  • Nappanee and Amish Acres host the Amish Acres Arts & Crafts Festival at the end of July.
  • Wakarusa hosts an annual Maple Syrup Festival every April.
  • The ELCO Theater in Elkhart, the Goshen Theater, and the Amish Acres Round Barn Theater in Nappanee host smaller productions throughout the year.

All of these events draw in many people every year, but the biggest event, by far, in the county is the Elkhart County 4-H Fair. This nine day event is the second largest county fair in the United States.[19]


The Elkhart Truth and The Goshen News are the two daily newspapers that serve the county while Bristol, Middlebury, and Nappanee all have weekly newspapers.

Elkhart County lies in the South Bend-Elkhart television market, the 89th largest in the United States as of 2008.[20] Two television stations, WSJV-TV (Fox) and WNIT-TV (PBS), are located in Elkhart along with several radio stations including WTRC, WLEG, WFRN and WVPE (NPR). Radio Stations WKAM and Goshen College's WGCS are located in Goshen.

Notable media mentions[]

  • On Palm Sunday, 1965, a flurry of severe weather moved through the county. After three tornadoes (one was a twin tornado) 66 people had died in Elkhart County alone. 137 would die on this day statewide.[21]
  • In 1999, officer Thomas Goodwin became Goshen's first, and to date, only police officer killed in the line of duty, at a shooting in the northwest part of town.
  • The Accra-Pac Factory in Elkhart has had two explosions from 1970-1997.
  • On December 6, 2001, Goshen was featured on national and international news networks due to a shooting at the Nu-Wood factory. While initial reports said that 35 people had been shot, the toll was much less: the gunman killed one co-worker, wounded 6 others, and then took his own life.
  • Much of "Devil's Playground", an Amish coming-of-age documentary by director Lucy Walker, was filmed in Elkhart County. The central character of the film, Faron Yoder, is kin to Elkhart County Vice President and District 2 Commissioner Mike Yoder, as well as District 3 Councilman Clarence J. Yoder.
  • On February 9, 2009 U.S. President Barack Obama held a town hall meeting at Concord High School in Elkhart to discuss the economic downturn and promote his economic stimulus package. He chose Elkhart because it has one of the highest unemployment rates in the nation.[22]
  • MSNBC has an online blog project entitled the "Elkhart Project" which consists of their reporters blogging about life in small-town America during the recession.

See also[]


  • Forstall, Richard L. (editor) (1996). Population of states and counties of the United States: 1790 to 1990 : from the twenty-one decennial censuses. United States Department of Commerce, Bureau of the Census, Population Division.

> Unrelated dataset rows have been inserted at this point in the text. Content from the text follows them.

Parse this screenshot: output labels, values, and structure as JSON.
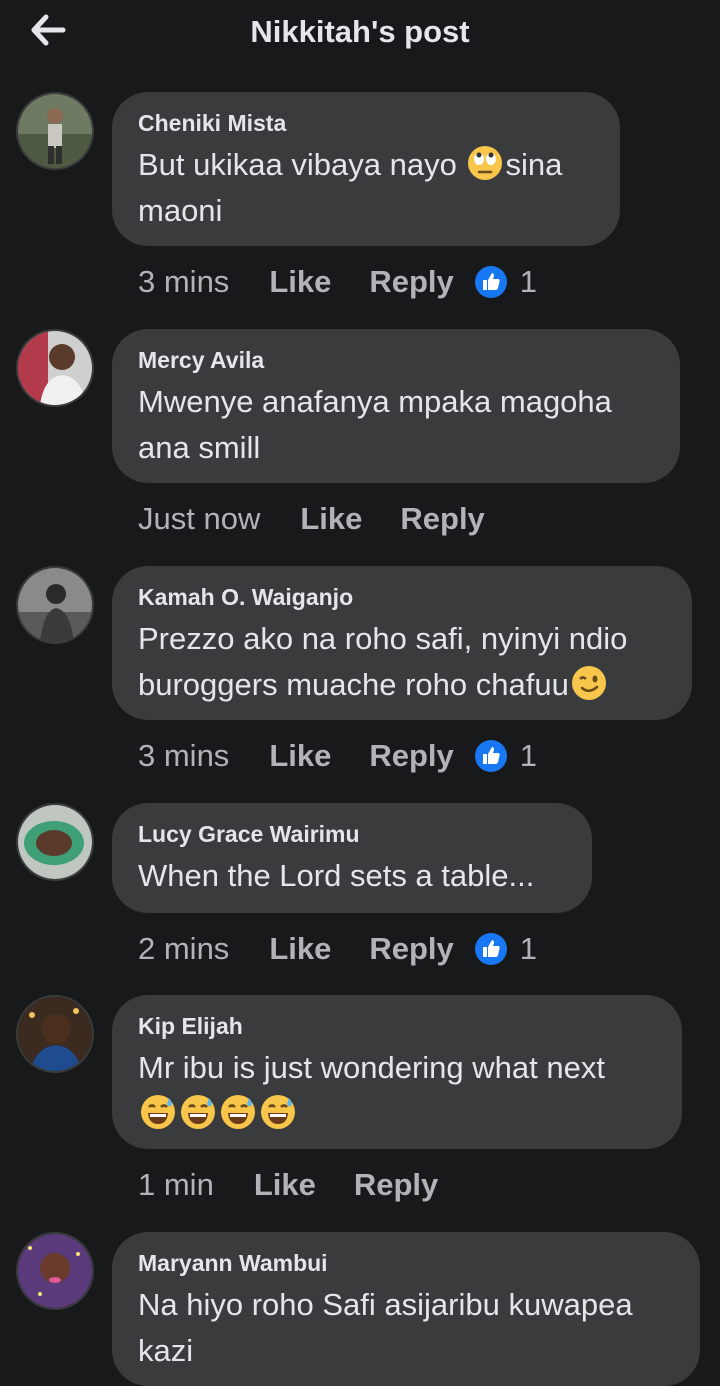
{
  "header": {
    "title": "Nikkitah's post"
  },
  "labels": {
    "like": "Like",
    "reply": "Reply"
  },
  "comments": [
    {
      "author": "Cheniki Mista",
      "text_before": "But ukikaa vibaya nayo ",
      "text_after": "sina maoni",
      "emoji": "rolling-eyes-emoji",
      "time": "3 mins",
      "reactions": "1"
    },
    {
      "author": "Mercy Avila",
      "text": "Mwenye anafanya mpaka magoha ana smill",
      "time": "Just now"
    },
    {
      "author": "Kamah O. Waiganjo",
      "text": "Prezzo ako na roho safi, nyinyi ndio buroggers muache roho chafuu",
      "emoji": "winking-face-emoji",
      "time": "3 mins",
      "reactions": "1"
    },
    {
      "author": "Lucy Grace Wairimu",
      "text": "When the Lord sets a table...",
      "time": "2 mins",
      "reactions": "1"
    },
    {
      "author": "Kip Elijah",
      "text": "Mr ibu is just wondering what next",
      "emoji": "grinning-sweat-emoji",
      "time": "1 min"
    },
    {
      "author": "Maryann Wambui",
      "text": "Na hiyo roho Safi asijaribu kuwapea kazi"
    }
  ],
  "colors": {
    "background": "#18191a",
    "bubble": "#3a3b3c",
    "like_badge": "#1877f2"
  }
}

ISBN 0-934213-48-8. 
  1. ^ "RV Capital: Elkhart Indiana". 
  2. ^ Welcome to Northern Indiana Amish Country
  3. ^ "Elkhart County Indiana History and Pioneer Genealogy". 
  4. ^ "City of Elkhart: Origins of Elkhart". 
  5. ^ "St. Joseph County, MI - County History: Costly Victory". 
  6. ^ "History of Elkhart". 
  7. ^ "Census 2000 U.S. Gazetteer Files: Counties". United States Census. Retrieved 2011-02-06. 
  8. ^ "Continental Divides in North Dakota and North America". 
  9. ^ "Purdue Alumni Club of Elkhart County". 
  10. ^ a b "Monthly Averages for Goshen, Indiana". The Weather Channel. Retrieved 2011-01-27. 
  11. ^ "Welcome to the Official Site For Elkhart County, Indiana". 
  12. ^ "Welcome to the Official Site For Elkhart County, Indiana". 
  13. ^ "Welcome to the Official Site For Elkhart County, Indiana". 
  14. ^ "Indiana Senate Districts". State of Indiana. Retrieved 2011-01-23. 
  15. ^ "Indiana House Districts". State of Indiana. Retrieved 2011-01-23. 
  16. ^ "American FactFinder". United States Census Bureau. Retrieved 2008-01-31. 
  17. ^
  18. ^ "City of Elkhart". 
  19. ^ Purdue Alumni Club of Elkhart County
  20. ^ "New Nielsen market rankings released - Lost Remote TV Blog". 
  21. ^ "Weather Events: 1965 Palm Sunday Tornado Outbreak Part II: Sunday Evening". 
  22. ^

Coordinates: 41°36′N 85°52′W / 41.60, -85.86

External links[]

This page uses content from the English language Wikipedia. The original content was at Elkhart County, Indiana. The list of authors can be seen in the page history. As with this Familypedia wiki, the content of Wikipedia is available under the Creative Commons License.